### Your objective
Line by line, write out the material exactly.

### Dataset records
☆ ☆ ☆ ☆ ☆ ☆ ☆
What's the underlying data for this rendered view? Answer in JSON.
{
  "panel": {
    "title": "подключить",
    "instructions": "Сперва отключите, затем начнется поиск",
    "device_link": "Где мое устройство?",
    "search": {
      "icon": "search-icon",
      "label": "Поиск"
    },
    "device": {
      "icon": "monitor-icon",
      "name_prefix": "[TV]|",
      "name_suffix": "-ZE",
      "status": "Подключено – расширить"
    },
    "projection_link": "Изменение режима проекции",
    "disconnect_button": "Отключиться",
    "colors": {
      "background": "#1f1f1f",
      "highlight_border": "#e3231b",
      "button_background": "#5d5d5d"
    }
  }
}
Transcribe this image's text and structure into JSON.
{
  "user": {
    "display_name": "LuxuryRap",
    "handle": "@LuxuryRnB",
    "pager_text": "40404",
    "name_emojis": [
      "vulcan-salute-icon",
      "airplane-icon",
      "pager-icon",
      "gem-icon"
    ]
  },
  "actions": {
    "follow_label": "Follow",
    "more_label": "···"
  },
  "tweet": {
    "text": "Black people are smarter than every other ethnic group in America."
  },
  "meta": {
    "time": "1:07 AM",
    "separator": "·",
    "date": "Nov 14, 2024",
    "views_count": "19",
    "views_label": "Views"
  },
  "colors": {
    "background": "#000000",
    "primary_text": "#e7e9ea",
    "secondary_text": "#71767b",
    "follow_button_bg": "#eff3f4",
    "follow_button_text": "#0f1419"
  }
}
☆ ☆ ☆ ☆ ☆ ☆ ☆
### Your solution
What's the underlying data for this rendered view? Answer in JSON.
{
  "panel": {
    "title": "подключить",
    "instructions": "Сперва отключите, затем начнется поиск",
    "device_link": "Где мое устройство?",
    "search": {
      "icon": "search-icon",
      "label": "Поиск"
    },
    "device": {
      "icon": "monitor-icon",
      "name_prefix": "[TV]|",
      "name_suffix": "-ZE",
      "status": "Подключено – расширить"
    },
    "projection_link": "Изменение режима проекции",
    "disconnect_button": "Отключиться",
    "colors": {
      "background": "#1f1f1f",
      "highlight_border": "#e3231b",
      "button_background": "#5d5d5d"
    }
  }
}
Transcribe this image's text and structure into JSON.
{
  "user": {
    "display_name": "LuxuryRap",
    "handle": "@LuxuryRnB",
    "pager_text": "40404",
    "name_emojis": [
      "vulcan-salute-icon",
      "airplane-icon",
      "pager-icon",
      "gem-icon"
    ]
  },
  "actions": {
    "follow_label": "Follow",
    "more_label": "···"
  },
  "tweet": {
    "text": "Black people are smarter than every other ethnic group in America."
  },
  "meta": {
    "time": "1:07 AM",
    "separator": "·",
    "date": "Nov 14, 2024",
    "views_count": "19",
    "views_label": "Views"
  },
  "colors": {
    "background": "#000000",
    "primary_text": "#e7e9ea",
    "secondary_text": "#71767b",
    "follow_button_bg": "#eff3f4",
    "follow_button_text": "#0f1419"
  }
}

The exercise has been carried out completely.